Work under way on pond improvements in Sheffield

Dredging the overgrown pond, the spoil is dropped on the banks to allow pond life to return to the water
Dredging the overgrown pond, the spoil is dropped on the banks to allow pond life to return to the water
0
Have your say

Ponds at two Sheffield nature reserves have been given some tender loving care to help encourage more wildlife.

Ponds at the Shire Brook Valley nature reserve in south east Sheffield, and the Woodhouse Washlands Yorkshire Wildlife Trust nature reserve at Woodhouse Mill, near Rotherham, underwent improvements.

Completed pond'Nathan Coughlan of "Frog Life" supervised the restoration of an existing pond and the creation of three new ponds on the Woodhouse Washlands Yorkshire Wildlife Trust Nature Reserve at Woodhouse Mill.

Completed pond'Nathan Coughlan of "Frog Life" supervised the restoration of an existing pond and the creation of three new ponds on the Woodhouse Washlands Yorkshire Wildlife Trust Nature Reserve at Woodhouse Mill.

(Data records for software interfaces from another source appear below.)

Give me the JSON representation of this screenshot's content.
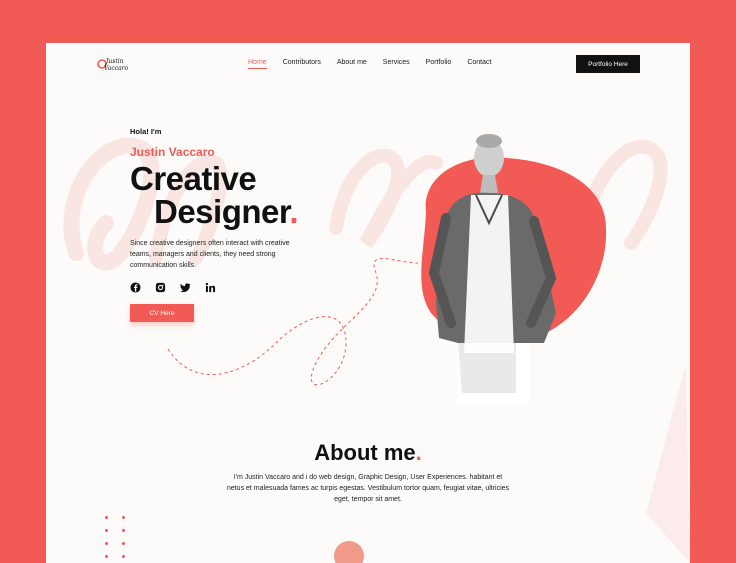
{
  "brand": {
    "logo_text_line1": "Justin",
    "logo_text_line2": "Vaccaro",
    "accent_color": "#f25a55",
    "page_background": "#f25a55"
  },
  "nav": {
    "items": [
      {
        "label": "Home",
        "active": true
      },
      {
        "label": "Contributors",
        "active": false
      },
      {
        "label": "About me",
        "active": false
      },
      {
        "label": "Services",
        "active": false
      },
      {
        "label": "Portfolio",
        "active": false
      },
      {
        "label": "Contact",
        "active": false
      }
    ],
    "cta_label": "Portfolio Here"
  },
  "hero": {
    "greeting": "Hola! I'm",
    "name": "Justin Vaccaro",
    "headline_line1": "Creative",
    "headline_line2": "Designer",
    "headline_dot": ".",
    "description": "Since creative designers often interact with creative teams, managers and clients, they need strong communication skills.",
    "socials": [
      "facebook-icon",
      "instagram-icon",
      "twitter-icon",
      "linkedin-icon"
    ],
    "cv_button_label": "CV Here"
  },
  "about": {
    "title": "About me",
    "title_dot": ".",
    "text": "I'm Justin Vaccaro and i do web design, Graphic Design, User Experiences. habitant et netus et malesuada fames ac turpis egestas. Vestibulum tortor quam, feugiat vitae, ultricies eget, tempor sit amet."
  }
}
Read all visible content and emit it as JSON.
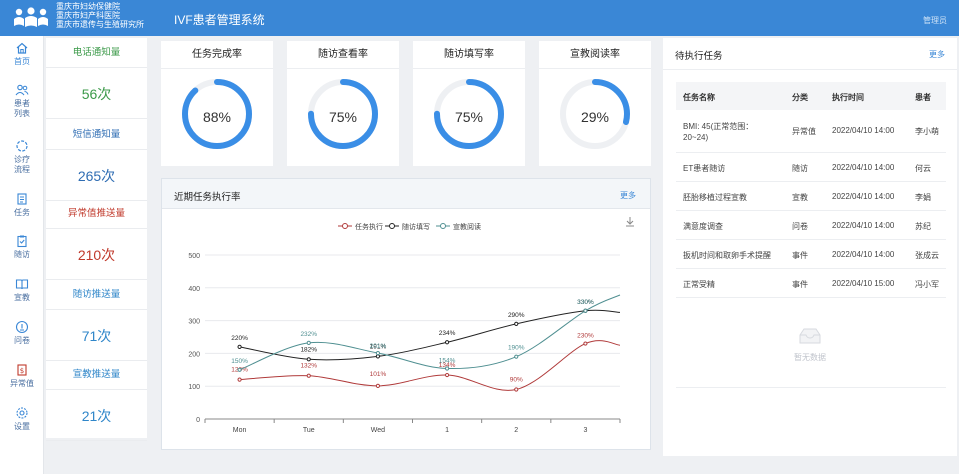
{
  "header": {
    "hospitals": [
      "重庆市妇幼保健院",
      "重庆市妇产科医院",
      "重庆市遗传与生殖研究所"
    ],
    "app_title": "IVF患者管理系统",
    "right_label": "管理员"
  },
  "sidebar": {
    "items": [
      {
        "label": "首页",
        "icon": "home-icon"
      },
      {
        "label": "患者\n列表",
        "icon": "patients-icon"
      },
      {
        "label": "诊疗\n流程",
        "icon": "flow-icon"
      },
      {
        "label": "任务",
        "icon": "task-icon"
      },
      {
        "label": "随访",
        "icon": "followup-icon"
      },
      {
        "label": "宣教",
        "icon": "education-icon"
      },
      {
        "label": "问卷",
        "icon": "survey-icon"
      },
      {
        "label": "异常值",
        "icon": "abnormal-icon"
      },
      {
        "label": "设置",
        "icon": "gear-icon"
      }
    ]
  },
  "stats": [
    {
      "label": "电话通知量",
      "value": "56次",
      "color": "#3c9a4a"
    },
    {
      "label": "短信通知量",
      "value": "265次",
      "color": "#2f6db3"
    },
    {
      "label": "异常值推送量",
      "value": "210次",
      "color": "#c0392b"
    },
    {
      "label": "随访推送量",
      "value": "71次",
      "color": "#2f86c9"
    },
    {
      "label": "宣教推送量",
      "value": "21次",
      "color": "#2f86c9"
    }
  ],
  "gauges": [
    {
      "title": "任务完成率",
      "percent": 88,
      "label": "88%"
    },
    {
      "title": "随访查看率",
      "percent": 75,
      "label": "75%"
    },
    {
      "title": "随访填写率",
      "percent": 75,
      "label": "75%"
    },
    {
      "title": "宣教阅读率",
      "percent": 29,
      "label": "29%"
    }
  ],
  "chart_card": {
    "title": "近期任务执行率",
    "more": "更多"
  },
  "chart_data": {
    "type": "line",
    "categories": [
      "Mon",
      "Tue",
      "Wed",
      "1",
      "2",
      "3"
    ],
    "ylim": [
      0,
      500
    ],
    "yticks": [
      0,
      100,
      200,
      300,
      400,
      500
    ],
    "legend_position": "top",
    "series": [
      {
        "name": "任务执行",
        "color": "#b03a3a",
        "values": [
          120,
          132,
          101,
          134,
          90,
          230
        ],
        "labels": [
          "120%",
          "132%",
          "101%",
          "134%",
          "90%",
          "230%"
        ],
        "extra_end": 225
      },
      {
        "name": "随访填写",
        "color": "#222222",
        "values": [
          220,
          182,
          191,
          234,
          290,
          330
        ],
        "labels": [
          "220%",
          "182%",
          "191%",
          "234%",
          "290%",
          "330%"
        ],
        "extra_end": 325
      },
      {
        "name": "宣教阅读",
        "color": "#4f8f91",
        "values": [
          150,
          232,
          201,
          154,
          190,
          330
        ],
        "labels": [
          "150%",
          "232%",
          "201%",
          "154%",
          "190%",
          "330%"
        ],
        "extra_end": 378
      }
    ]
  },
  "tasks": {
    "title": "待执行任务",
    "more": "更多",
    "columns": [
      "任务名称",
      "分类",
      "执行时间",
      "患者"
    ],
    "rows": [
      {
        "name": "BMI: 45(正常范围：20~24)",
        "name_line1": "BMI: 45(正常范围：",
        "name_line2": "20~24)",
        "type": "异常值",
        "time": "2022/04/10 14:00",
        "patient": "李小萌"
      },
      {
        "name": "ET患者随访",
        "type": "随访",
        "time": "2022/04/10 14:00",
        "patient": "何云"
      },
      {
        "name": "胚胎移植过程宣教",
        "type": "宣教",
        "time": "2022/04/10 14:00",
        "patient": "李娟"
      },
      {
        "name": "满意度调查",
        "type": "问卷",
        "time": "2022/04/10 14:00",
        "patient": "苏纪"
      },
      {
        "name": "扳机时间和取卵手术提醒",
        "type": "事件",
        "time": "2022/04/10 14:00",
        "patient": "张成云"
      },
      {
        "name": "正常受精",
        "type": "事件",
        "time": "2022/04/10 15:00",
        "patient": "冯小军"
      }
    ],
    "empty_text": "暂无数据"
  }
}
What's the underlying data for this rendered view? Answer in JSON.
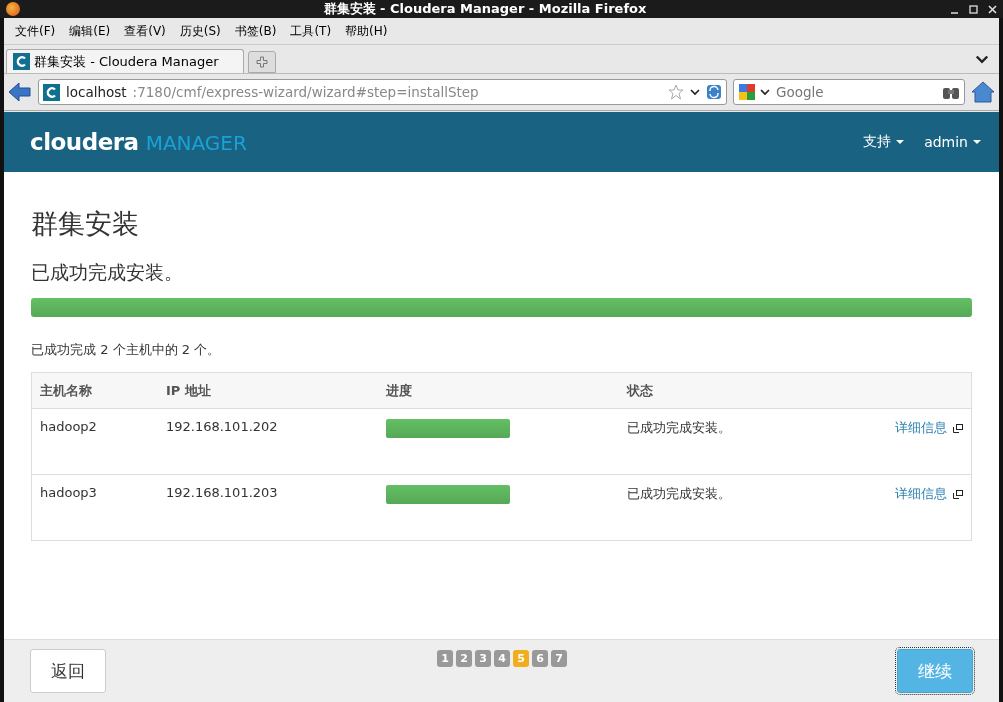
{
  "window": {
    "title": "群集安装 - Cloudera Manager - Mozilla Firefox"
  },
  "menu": [
    "文件(F)",
    "编辑(E)",
    "查看(V)",
    "历史(S)",
    "书签(B)",
    "工具(T)",
    "帮助(H)"
  ],
  "tabs": [
    {
      "label": "群集安装 - Cloudera Manager",
      "selected": true
    }
  ],
  "address": {
    "host": "localhost",
    "path": ":7180/cmf/express-wizard/wizard#step=installStep"
  },
  "search": {
    "placeholder": "Google"
  },
  "header": {
    "logo_main": "cloudera",
    "logo_sub": "MANAGER",
    "nav": [
      "支持",
      "admin"
    ]
  },
  "page": {
    "title": "群集安装",
    "status": "已成功完成安装。",
    "level": 1,
    "summary": "已成功完成 2 个主机中的 2 个。"
  },
  "table": {
    "columns": [
      "主机名称",
      "IP 地址",
      "进度",
      "状态"
    ],
    "rows": [
      {
        "host": "hadoop2",
        "ip": "192.168.101.202",
        "level": 1,
        "status": "已成功完成安装。",
        "link": "详细信息"
      },
      {
        "host": "hadoop3",
        "ip": "192.168.101.203",
        "level": 1,
        "status": "已成功完成安装。",
        "link": "详细信息"
      }
    ]
  },
  "footer": {
    "back": "返回",
    "continue": "继续",
    "steps": [
      {
        "label": "1",
        "selected": false
      },
      {
        "label": "2",
        "selected": false
      },
      {
        "label": "3",
        "selected": false
      },
      {
        "label": "4",
        "selected": false
      },
      {
        "label": "5",
        "selected": true
      },
      {
        "label": "6",
        "selected": false
      },
      {
        "label": "7",
        "selected": false
      }
    ]
  }
}
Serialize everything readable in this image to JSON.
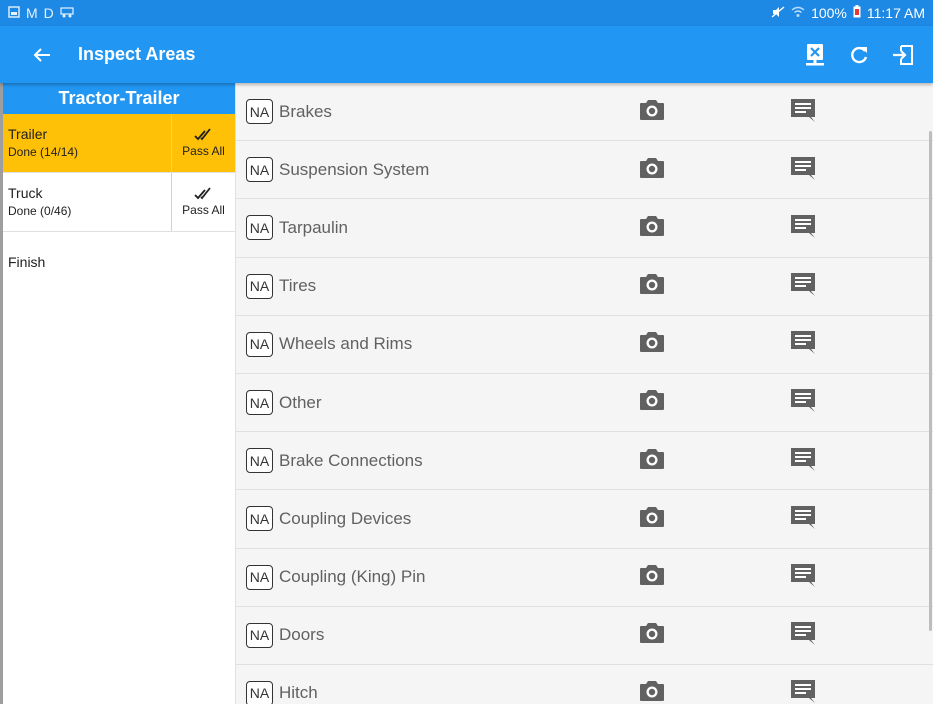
{
  "status_bar": {
    "left_icons": [
      "M",
      "D"
    ],
    "battery": "100%",
    "time": "11:17 AM"
  },
  "app_bar": {
    "title": "Inspect Areas",
    "actions": [
      "delete-report-icon",
      "refresh-icon",
      "exit-icon"
    ]
  },
  "left_panel": {
    "header": "Tractor-Trailer",
    "areas": [
      {
        "name": "Trailer",
        "status": "Done (14/14)",
        "pass_label": "Pass All",
        "selected": true
      },
      {
        "name": "Truck",
        "status": "Done (0/46)",
        "pass_label": "Pass All",
        "selected": false
      }
    ],
    "finish_label": "Finish"
  },
  "inspection_items": {
    "na_label": "NA",
    "items": [
      "Brakes",
      "Suspension System",
      "Tarpaulin",
      "Tires",
      "Wheels and Rims",
      "Other",
      "Brake Connections",
      "Coupling Devices",
      "Coupling (King) Pin",
      "Doors",
      "Hitch"
    ]
  },
  "colors": {
    "primary": "#2196f3",
    "status_bar": "#1e88e5",
    "selected": "#ffc107",
    "icon_gray": "#616161"
  }
}
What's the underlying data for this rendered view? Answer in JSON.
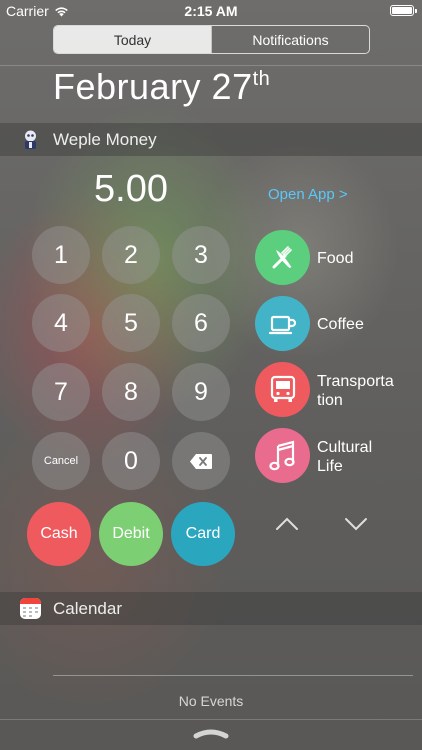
{
  "status_bar": {
    "carrier": "Carrier",
    "time": "2:15 AM",
    "battery_level": 1.0
  },
  "tabs": [
    {
      "label": "Today",
      "active": true
    },
    {
      "label": "Notifications",
      "active": false
    }
  ],
  "date": {
    "main": "February 27",
    "suffix": "th"
  },
  "weple": {
    "title": "Weple Money",
    "amount": "5.00",
    "open_app": "Open App >",
    "keys": [
      "1",
      "2",
      "3",
      "4",
      "5",
      "6",
      "7",
      "8",
      "9",
      "Cancel",
      "0"
    ],
    "payment_buttons": [
      {
        "label": "Cash",
        "color": "#ef5a5f"
      },
      {
        "label": "Debit",
        "color": "#7ccf73"
      },
      {
        "label": "Card",
        "color": "#2aa7bf"
      }
    ],
    "categories": [
      {
        "label": "Food",
        "icon": "fork-knife-icon",
        "color": "#5ccf7f"
      },
      {
        "label": "Coffee",
        "icon": "coffee-cup-icon",
        "color": "#43b4c7"
      },
      {
        "label": "Transporta\ntion",
        "icon": "bus-icon",
        "color": "#ef5a5f"
      },
      {
        "label": "Cultural\nLife",
        "icon": "music-note-icon",
        "color": "#e96b8e"
      }
    ]
  },
  "calendar": {
    "title": "Calendar",
    "empty_text": "No Events"
  }
}
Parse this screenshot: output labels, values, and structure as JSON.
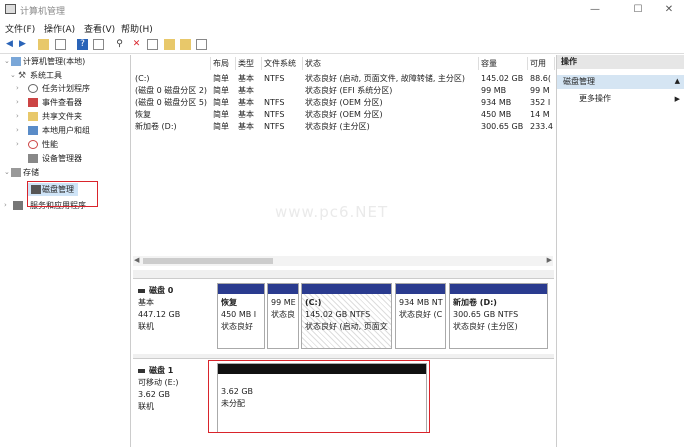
{
  "window": {
    "title": "计算机管理"
  },
  "menu": [
    "文件(F)",
    "操作(A)",
    "查看(V)",
    "帮助(H)"
  ],
  "tree": {
    "root": "计算机管理(本地)",
    "system_tools": "系统工具",
    "task_scheduler": "任务计划程序",
    "event_viewer": "事件查看器",
    "shared_folders": "共享文件夹",
    "local_users": "本地用户和组",
    "performance": "性能",
    "device_manager": "设备管理器",
    "storage": "存储",
    "disk_management": "磁盘管理",
    "services": "服务和应用程序"
  },
  "columns": [
    "布局",
    "类型",
    "文件系统",
    "状态",
    "容量",
    "可用"
  ],
  "volumes": [
    {
      "name": "(C:)",
      "layout": "简单",
      "type": "基本",
      "fs": "NTFS",
      "status": "状态良好 (启动, 页面文件, 故障转储, 主分区)",
      "capacity": "145.02 GB",
      "free": "88.6("
    },
    {
      "name": "(磁盘 0 磁盘分区 2)",
      "layout": "简单",
      "type": "基本",
      "fs": "",
      "status": "状态良好 (EFI 系统分区)",
      "capacity": "99 MB",
      "free": "99 M"
    },
    {
      "name": "(磁盘 0 磁盘分区 5)",
      "layout": "简单",
      "type": "基本",
      "fs": "NTFS",
      "status": "状态良好 (OEM 分区)",
      "capacity": "934 MB",
      "free": "352 I"
    },
    {
      "name": "恢复",
      "layout": "简单",
      "type": "基本",
      "fs": "NTFS",
      "status": "状态良好 (OEM 分区)",
      "capacity": "450 MB",
      "free": "14 M"
    },
    {
      "name": "新加卷 (D:)",
      "layout": "简单",
      "type": "基本",
      "fs": "NTFS",
      "status": "状态良好 (主分区)",
      "capacity": "300.65 GB",
      "free": "233.4"
    }
  ],
  "watermark": "www.pc6.NET",
  "disk0": {
    "title": "磁盘 0",
    "type": "基本",
    "size": "447.12 GB",
    "state": "联机",
    "partitions": [
      {
        "name": "恢复",
        "size": "450 MB I",
        "status": "状态良好"
      },
      {
        "name": "",
        "size": "99 ME",
        "status": "状态良"
      },
      {
        "name": "(C:)",
        "size": "145.02 GB NTFS",
        "status": "状态良好 (启动, 页面文"
      },
      {
        "name": "",
        "size": "934 MB NT",
        "status": "状态良好 (C"
      },
      {
        "name": "新加卷 (D:)",
        "size": "300.65 GB NTFS",
        "status": "状态良好 (主分区)"
      }
    ]
  },
  "disk1": {
    "title": "磁盘 1",
    "type": "可移动 (E:)",
    "size": "3.62 GB",
    "state": "联机",
    "unallocated": {
      "size": "3.62 GB",
      "label": "未分配"
    }
  },
  "actions": {
    "header": "操作",
    "section": "磁盘管理",
    "more": "更多操作"
  },
  "colors": {
    "primary_bar": "#2a3b8f",
    "unallocated_bar": "#111111",
    "highlight": "#d9242b",
    "selection": "#cfe4f7"
  }
}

At Shire Brook Valley, the overgrown ‘dipping pond’ was dredged thanks to a £1,500 grant for the Shire Brook Conservation Group from the South East Community Assembly.

The spoil was dropped on to the banks of the pond to allow any pond life which may have been disturbed to return to the water.

In Rainbow Meadow, at the same site, plans put together by the council’s ecology unit and ranger service finally got underway for the restoration, creation and management of new and existing ponds.

The existing pond there is choked with grass and restoration will increase the size of it from about 35 square metres to 110 to 150 square metres.

The sides will slope to a central depth of about one metre.

An additional pond of a similar shape and size will be created in the central area of the meadow.

Meanwhile at Woodhouse Mill, Nathan Coughlan of Frog Life supervised the restoration of an existing pond and the creation of three new ponds following a funding windfall from landfill sources.

The existing pond was dredged and the new ponds were created to improve and increase the available habitat for great crested newts, which have bred at the reserve for many years.

Due to the heavy rain and sodden ground, the spoil from the newly-created ponds was dropped nearby and will be moved to other parts of the site when ground conditions are better.